Finally, a bit of relief for eurozone watchers: figures published this morning show inflation in the 18-country bloc stayed at 0.4 per cent in August, rather than falling to 0.3 per cent as originally feared.
The European Union's statistics agency revised its "flash" estimate upwards - but it remains the eurozone's lowest rate of inflation since October 2009.
The news comes as the European Central Bank prepares to introduce measures aimed at strengthening sluggish recovery in eurozone economies. Earlier this month it announced a programme of fiscal stimulus, which included cutting rates to a record low of 0.05 per cent and launching programmes to buy covered bonds and asset-backed securities.
Howard Archer, the chief UK and European economist at IHS Global Insight, called the figures a "scrap of good news".
While this does not materially change the picture of extended worryingly low Eurozone inflation, the ECB will likely be pleased for any piece of news that suggests that the downward trend in inflation could be stabilizing.
But he added the bloc is still on the brink.

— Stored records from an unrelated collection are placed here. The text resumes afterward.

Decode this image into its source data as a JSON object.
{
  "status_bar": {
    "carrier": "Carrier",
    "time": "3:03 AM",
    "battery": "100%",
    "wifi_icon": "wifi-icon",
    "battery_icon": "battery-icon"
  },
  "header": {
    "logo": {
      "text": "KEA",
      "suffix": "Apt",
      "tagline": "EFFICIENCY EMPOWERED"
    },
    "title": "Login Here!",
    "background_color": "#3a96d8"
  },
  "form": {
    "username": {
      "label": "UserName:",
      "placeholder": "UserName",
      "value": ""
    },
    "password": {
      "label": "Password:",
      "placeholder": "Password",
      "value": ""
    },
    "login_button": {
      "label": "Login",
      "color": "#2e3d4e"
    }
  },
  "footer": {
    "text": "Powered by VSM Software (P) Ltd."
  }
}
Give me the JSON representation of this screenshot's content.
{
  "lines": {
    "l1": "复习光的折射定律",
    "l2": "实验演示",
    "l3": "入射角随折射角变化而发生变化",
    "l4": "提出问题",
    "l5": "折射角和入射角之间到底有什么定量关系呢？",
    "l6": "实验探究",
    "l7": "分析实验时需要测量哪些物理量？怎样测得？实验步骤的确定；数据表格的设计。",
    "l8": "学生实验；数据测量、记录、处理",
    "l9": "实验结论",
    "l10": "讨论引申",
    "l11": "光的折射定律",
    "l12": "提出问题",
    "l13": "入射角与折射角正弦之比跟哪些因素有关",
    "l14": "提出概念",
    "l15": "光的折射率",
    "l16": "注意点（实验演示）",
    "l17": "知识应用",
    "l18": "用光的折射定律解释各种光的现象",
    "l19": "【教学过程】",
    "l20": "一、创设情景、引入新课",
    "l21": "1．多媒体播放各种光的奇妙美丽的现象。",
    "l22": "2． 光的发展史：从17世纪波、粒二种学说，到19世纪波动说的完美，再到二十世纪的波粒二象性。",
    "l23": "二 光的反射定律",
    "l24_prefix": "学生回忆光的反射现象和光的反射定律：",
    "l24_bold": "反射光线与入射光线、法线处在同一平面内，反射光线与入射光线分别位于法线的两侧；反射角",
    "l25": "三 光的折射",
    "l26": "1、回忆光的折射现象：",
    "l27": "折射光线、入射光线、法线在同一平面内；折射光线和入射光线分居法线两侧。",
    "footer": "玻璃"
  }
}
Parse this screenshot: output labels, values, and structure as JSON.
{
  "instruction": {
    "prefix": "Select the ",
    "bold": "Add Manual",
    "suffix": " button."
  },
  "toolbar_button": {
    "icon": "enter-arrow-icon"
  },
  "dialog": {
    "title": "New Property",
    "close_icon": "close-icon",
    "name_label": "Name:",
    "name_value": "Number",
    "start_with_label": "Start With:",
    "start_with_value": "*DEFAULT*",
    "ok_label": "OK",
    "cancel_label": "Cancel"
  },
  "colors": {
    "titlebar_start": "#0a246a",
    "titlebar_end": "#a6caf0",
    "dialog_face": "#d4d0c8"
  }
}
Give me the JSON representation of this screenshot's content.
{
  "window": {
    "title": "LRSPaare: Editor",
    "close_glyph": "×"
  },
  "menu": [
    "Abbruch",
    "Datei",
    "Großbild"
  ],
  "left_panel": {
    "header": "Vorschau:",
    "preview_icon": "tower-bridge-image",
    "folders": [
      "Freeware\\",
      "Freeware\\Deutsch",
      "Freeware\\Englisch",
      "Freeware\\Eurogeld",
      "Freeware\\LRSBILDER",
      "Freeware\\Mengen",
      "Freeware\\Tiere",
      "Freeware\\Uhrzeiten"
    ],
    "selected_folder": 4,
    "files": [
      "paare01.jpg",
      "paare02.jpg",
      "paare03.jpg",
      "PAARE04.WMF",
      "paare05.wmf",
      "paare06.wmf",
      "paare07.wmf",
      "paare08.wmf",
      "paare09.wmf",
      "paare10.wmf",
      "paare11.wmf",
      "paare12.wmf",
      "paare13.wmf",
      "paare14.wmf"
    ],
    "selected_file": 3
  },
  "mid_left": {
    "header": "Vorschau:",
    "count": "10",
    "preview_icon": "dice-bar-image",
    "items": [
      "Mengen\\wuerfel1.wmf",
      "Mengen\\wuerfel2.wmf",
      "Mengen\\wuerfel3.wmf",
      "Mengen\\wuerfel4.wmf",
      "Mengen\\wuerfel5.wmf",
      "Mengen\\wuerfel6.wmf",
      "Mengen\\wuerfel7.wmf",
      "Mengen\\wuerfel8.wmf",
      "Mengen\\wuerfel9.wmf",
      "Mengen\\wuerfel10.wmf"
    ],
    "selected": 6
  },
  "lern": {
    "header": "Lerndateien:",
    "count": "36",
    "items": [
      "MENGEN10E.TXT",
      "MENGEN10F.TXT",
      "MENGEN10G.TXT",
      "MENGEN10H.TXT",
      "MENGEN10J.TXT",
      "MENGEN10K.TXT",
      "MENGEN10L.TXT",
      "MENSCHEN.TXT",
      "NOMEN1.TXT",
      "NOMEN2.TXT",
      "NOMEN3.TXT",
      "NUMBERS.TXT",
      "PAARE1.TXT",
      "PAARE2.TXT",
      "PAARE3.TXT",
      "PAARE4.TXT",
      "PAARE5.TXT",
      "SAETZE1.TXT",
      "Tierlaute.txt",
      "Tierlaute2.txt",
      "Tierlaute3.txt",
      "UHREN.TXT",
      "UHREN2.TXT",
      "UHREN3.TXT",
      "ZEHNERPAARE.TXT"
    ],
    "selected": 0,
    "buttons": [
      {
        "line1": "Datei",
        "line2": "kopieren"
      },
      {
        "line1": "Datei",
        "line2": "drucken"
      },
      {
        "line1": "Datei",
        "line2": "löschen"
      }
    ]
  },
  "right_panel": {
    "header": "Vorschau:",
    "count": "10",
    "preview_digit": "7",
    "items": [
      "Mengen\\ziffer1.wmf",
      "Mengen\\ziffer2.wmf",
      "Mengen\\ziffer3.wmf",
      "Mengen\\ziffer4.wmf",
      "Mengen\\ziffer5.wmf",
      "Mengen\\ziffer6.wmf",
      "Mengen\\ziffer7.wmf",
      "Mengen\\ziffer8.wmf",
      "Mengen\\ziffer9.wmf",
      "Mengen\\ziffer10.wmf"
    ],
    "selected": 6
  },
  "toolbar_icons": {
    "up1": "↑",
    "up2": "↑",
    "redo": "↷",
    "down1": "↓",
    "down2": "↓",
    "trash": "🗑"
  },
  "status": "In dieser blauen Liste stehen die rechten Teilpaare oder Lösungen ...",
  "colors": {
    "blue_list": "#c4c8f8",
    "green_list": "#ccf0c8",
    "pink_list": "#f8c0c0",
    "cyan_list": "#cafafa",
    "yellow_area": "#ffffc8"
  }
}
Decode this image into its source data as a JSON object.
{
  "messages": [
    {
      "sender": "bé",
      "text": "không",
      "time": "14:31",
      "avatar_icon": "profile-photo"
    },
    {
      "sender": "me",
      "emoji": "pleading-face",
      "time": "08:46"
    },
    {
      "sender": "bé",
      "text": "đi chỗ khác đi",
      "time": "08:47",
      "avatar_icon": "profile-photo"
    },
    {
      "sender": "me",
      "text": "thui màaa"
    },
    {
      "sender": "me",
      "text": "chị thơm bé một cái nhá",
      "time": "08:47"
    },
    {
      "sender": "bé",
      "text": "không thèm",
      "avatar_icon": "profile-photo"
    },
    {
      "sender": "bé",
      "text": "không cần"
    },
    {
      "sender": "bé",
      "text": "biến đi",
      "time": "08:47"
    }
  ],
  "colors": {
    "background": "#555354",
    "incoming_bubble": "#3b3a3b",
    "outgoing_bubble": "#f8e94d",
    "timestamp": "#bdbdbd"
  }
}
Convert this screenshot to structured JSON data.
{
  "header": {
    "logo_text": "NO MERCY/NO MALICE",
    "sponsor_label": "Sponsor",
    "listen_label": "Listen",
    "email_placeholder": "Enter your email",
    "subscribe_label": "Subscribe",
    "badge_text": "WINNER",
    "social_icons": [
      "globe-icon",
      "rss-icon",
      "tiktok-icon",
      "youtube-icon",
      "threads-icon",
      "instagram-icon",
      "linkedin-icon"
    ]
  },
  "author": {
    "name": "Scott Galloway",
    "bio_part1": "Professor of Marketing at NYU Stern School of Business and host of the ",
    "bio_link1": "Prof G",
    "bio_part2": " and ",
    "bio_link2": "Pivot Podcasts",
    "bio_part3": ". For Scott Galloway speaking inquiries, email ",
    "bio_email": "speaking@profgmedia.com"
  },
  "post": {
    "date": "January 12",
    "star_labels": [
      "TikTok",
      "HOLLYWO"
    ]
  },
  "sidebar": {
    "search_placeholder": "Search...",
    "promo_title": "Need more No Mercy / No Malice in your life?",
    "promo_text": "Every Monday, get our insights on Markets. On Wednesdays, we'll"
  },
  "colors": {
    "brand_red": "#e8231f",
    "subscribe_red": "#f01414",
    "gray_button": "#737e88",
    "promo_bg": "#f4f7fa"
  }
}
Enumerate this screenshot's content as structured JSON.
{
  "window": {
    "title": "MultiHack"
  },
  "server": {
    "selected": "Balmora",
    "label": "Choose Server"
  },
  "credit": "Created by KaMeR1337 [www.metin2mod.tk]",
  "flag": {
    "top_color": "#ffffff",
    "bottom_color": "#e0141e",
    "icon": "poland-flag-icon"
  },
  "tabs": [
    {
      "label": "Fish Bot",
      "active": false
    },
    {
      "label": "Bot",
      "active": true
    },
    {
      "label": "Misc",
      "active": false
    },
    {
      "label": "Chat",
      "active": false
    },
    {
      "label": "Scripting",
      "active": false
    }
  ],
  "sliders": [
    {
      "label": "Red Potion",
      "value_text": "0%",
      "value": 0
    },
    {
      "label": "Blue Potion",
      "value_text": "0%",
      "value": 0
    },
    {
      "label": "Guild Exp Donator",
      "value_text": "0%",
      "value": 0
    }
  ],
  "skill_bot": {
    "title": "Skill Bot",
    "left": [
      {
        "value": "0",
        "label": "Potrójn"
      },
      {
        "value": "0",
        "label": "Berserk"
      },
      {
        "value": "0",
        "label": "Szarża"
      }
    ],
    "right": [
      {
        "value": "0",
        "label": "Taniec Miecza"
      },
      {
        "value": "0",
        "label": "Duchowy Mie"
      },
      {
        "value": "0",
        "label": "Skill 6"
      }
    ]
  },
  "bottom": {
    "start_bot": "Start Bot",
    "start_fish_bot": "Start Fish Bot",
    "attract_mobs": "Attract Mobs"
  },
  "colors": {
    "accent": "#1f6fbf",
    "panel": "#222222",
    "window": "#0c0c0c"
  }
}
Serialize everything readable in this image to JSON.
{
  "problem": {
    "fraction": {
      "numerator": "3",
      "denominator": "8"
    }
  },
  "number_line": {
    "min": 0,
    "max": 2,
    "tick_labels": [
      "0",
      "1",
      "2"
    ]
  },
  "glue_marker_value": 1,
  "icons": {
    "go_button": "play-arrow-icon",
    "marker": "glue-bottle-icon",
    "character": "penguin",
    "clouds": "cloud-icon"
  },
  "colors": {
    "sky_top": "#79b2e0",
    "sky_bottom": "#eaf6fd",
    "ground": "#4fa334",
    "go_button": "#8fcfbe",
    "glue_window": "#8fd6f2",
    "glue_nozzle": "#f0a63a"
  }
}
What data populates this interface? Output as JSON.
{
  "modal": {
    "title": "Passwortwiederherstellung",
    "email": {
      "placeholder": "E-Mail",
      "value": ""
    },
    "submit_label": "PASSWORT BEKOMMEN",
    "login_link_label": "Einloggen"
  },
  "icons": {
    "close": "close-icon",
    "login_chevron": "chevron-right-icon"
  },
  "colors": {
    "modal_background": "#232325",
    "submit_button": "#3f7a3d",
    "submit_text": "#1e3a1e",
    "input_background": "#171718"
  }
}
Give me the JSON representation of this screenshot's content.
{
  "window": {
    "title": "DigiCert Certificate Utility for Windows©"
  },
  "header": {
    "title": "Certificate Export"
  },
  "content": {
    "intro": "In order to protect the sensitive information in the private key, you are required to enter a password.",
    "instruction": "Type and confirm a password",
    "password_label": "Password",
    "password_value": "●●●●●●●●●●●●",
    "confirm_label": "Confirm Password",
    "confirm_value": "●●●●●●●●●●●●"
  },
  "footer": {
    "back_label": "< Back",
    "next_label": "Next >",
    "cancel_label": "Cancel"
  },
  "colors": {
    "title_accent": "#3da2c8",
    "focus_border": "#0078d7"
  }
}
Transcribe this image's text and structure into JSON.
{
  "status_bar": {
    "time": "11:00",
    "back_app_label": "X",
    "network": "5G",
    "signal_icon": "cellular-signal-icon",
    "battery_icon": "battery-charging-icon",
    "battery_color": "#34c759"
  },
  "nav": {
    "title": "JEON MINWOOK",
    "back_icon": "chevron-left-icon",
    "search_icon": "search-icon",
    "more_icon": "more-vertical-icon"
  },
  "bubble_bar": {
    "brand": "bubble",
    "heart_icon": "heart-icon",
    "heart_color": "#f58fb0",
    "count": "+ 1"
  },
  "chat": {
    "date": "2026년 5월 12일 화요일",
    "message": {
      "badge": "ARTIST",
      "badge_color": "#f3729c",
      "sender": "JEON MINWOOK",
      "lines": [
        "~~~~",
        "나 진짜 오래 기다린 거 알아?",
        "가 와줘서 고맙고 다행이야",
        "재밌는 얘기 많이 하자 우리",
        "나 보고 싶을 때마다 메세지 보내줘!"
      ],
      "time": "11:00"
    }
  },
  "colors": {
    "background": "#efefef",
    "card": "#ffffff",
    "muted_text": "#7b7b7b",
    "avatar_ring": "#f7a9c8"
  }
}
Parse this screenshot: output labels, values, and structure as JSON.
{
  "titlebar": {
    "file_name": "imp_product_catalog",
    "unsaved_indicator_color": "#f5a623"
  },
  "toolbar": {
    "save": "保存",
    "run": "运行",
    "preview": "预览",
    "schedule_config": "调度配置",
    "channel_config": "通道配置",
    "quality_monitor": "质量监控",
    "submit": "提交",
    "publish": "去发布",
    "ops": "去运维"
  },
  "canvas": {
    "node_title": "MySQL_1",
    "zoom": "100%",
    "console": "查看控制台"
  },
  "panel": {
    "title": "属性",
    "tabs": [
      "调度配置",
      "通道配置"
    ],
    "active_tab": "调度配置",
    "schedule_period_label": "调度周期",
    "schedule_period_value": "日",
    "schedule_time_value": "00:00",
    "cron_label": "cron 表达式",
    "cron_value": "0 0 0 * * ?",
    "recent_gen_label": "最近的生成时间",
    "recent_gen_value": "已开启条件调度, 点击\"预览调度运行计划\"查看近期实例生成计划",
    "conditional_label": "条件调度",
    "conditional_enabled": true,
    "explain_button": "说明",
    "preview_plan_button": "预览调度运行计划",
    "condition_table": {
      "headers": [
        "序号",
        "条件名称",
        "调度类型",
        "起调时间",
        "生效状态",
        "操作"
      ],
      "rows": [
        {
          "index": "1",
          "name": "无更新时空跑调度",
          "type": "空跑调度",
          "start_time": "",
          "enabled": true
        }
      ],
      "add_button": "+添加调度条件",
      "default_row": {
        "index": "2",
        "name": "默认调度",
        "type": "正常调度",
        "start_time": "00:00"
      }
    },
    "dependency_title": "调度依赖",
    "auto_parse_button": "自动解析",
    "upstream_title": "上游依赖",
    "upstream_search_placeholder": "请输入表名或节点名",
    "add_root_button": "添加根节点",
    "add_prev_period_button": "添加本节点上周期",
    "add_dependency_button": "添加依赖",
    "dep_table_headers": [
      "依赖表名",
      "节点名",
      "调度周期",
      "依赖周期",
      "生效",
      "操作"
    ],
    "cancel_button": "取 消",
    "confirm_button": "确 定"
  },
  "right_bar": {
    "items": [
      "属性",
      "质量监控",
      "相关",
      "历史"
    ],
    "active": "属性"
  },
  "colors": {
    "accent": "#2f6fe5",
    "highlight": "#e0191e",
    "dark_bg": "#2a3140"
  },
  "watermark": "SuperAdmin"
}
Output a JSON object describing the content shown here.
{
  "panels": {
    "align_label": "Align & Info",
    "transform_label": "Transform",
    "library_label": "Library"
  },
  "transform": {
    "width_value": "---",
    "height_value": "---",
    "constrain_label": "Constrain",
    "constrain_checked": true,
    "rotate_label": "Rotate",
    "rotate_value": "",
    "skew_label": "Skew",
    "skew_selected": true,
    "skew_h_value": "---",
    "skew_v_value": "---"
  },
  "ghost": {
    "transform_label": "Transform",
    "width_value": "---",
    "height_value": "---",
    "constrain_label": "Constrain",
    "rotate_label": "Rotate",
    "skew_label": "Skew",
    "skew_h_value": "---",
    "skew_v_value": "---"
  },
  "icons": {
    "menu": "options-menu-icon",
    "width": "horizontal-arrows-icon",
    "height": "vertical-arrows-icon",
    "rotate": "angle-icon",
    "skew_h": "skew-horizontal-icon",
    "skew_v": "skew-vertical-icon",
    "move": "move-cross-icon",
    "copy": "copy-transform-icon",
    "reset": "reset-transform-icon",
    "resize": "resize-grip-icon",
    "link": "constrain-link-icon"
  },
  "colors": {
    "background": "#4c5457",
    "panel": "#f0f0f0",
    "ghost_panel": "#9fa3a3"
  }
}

August marked the 11th successive month that Eurozone consumer price inflation has been less than 1.0%, and it was still at the equal lowest level since October 2009. Inflation is substantially below the European Central Bank (ECB)'s target of "close to, but just below 2.0%" and uncomfortably near to moving into deflationary territory..